Once you find a line containing the word "value" in the entries below, copy it.

BEGIN Source data

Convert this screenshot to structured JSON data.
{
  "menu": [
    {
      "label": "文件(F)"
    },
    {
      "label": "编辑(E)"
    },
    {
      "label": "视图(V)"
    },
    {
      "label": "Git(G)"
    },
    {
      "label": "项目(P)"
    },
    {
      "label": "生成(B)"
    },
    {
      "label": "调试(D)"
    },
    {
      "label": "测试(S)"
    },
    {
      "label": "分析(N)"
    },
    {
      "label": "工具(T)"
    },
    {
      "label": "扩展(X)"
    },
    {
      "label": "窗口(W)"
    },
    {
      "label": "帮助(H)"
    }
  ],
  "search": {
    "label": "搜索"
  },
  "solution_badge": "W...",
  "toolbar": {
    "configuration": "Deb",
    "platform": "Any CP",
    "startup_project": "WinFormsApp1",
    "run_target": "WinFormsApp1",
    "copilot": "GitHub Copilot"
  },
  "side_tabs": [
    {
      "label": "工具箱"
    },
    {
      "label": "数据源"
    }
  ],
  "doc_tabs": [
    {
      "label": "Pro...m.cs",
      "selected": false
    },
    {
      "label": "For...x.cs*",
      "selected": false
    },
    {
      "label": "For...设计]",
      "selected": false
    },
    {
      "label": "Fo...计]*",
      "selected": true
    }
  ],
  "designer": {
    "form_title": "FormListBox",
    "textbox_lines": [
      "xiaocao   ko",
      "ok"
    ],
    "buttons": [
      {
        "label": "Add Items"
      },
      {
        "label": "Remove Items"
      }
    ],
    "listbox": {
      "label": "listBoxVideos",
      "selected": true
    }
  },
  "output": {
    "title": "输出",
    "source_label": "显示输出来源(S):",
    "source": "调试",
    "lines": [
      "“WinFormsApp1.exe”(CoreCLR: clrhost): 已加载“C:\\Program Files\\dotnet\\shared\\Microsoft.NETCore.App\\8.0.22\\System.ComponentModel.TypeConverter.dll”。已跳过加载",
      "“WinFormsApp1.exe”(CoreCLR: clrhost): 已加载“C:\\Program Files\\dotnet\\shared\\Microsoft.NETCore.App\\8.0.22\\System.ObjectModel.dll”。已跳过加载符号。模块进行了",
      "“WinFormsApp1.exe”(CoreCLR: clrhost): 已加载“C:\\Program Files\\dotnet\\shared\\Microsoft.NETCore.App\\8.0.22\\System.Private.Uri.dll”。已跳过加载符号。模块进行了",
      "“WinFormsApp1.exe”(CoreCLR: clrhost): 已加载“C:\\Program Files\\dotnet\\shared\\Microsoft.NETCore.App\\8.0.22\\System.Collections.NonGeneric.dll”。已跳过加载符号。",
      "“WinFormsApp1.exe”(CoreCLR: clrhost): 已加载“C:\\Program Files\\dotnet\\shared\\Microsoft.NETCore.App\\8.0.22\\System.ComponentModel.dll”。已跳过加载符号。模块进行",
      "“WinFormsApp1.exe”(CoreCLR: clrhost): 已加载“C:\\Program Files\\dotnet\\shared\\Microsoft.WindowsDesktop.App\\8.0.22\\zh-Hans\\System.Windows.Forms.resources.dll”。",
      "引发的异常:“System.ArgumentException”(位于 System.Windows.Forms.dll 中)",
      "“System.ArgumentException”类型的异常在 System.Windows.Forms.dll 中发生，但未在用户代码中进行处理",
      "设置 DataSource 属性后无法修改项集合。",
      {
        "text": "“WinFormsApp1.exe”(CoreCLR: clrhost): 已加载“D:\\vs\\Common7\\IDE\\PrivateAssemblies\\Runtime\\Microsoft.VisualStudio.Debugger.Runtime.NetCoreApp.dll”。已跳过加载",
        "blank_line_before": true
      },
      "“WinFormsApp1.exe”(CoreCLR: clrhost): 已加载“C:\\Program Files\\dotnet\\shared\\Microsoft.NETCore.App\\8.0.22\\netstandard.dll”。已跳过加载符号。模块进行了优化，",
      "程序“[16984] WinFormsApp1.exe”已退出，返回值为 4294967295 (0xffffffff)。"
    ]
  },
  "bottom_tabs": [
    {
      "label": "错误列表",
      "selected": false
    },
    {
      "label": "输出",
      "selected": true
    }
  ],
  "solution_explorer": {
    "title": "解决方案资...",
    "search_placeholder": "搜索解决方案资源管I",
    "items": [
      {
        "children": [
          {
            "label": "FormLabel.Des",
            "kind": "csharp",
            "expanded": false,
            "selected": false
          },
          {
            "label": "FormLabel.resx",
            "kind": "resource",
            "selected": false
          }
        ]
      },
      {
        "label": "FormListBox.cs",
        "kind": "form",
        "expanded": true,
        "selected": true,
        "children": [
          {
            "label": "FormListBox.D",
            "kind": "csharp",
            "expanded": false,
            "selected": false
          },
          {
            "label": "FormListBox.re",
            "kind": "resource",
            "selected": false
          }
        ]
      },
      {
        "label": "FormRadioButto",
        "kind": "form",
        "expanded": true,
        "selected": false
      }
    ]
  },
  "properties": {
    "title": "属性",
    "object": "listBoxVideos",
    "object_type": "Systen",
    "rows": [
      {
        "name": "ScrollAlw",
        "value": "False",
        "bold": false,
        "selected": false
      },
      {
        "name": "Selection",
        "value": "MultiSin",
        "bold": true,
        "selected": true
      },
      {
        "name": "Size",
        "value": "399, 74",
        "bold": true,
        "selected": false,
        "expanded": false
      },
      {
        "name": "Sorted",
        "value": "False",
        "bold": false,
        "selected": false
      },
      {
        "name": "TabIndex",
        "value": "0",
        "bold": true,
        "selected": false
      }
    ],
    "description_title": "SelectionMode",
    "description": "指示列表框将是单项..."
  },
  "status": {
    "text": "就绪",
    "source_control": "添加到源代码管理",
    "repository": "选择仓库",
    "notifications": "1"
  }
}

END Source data

**Final answer:**
        "value": "False",
        "value": "MultiSin",
        "value": "399, 74",
        "value": "False",
        "value": "0",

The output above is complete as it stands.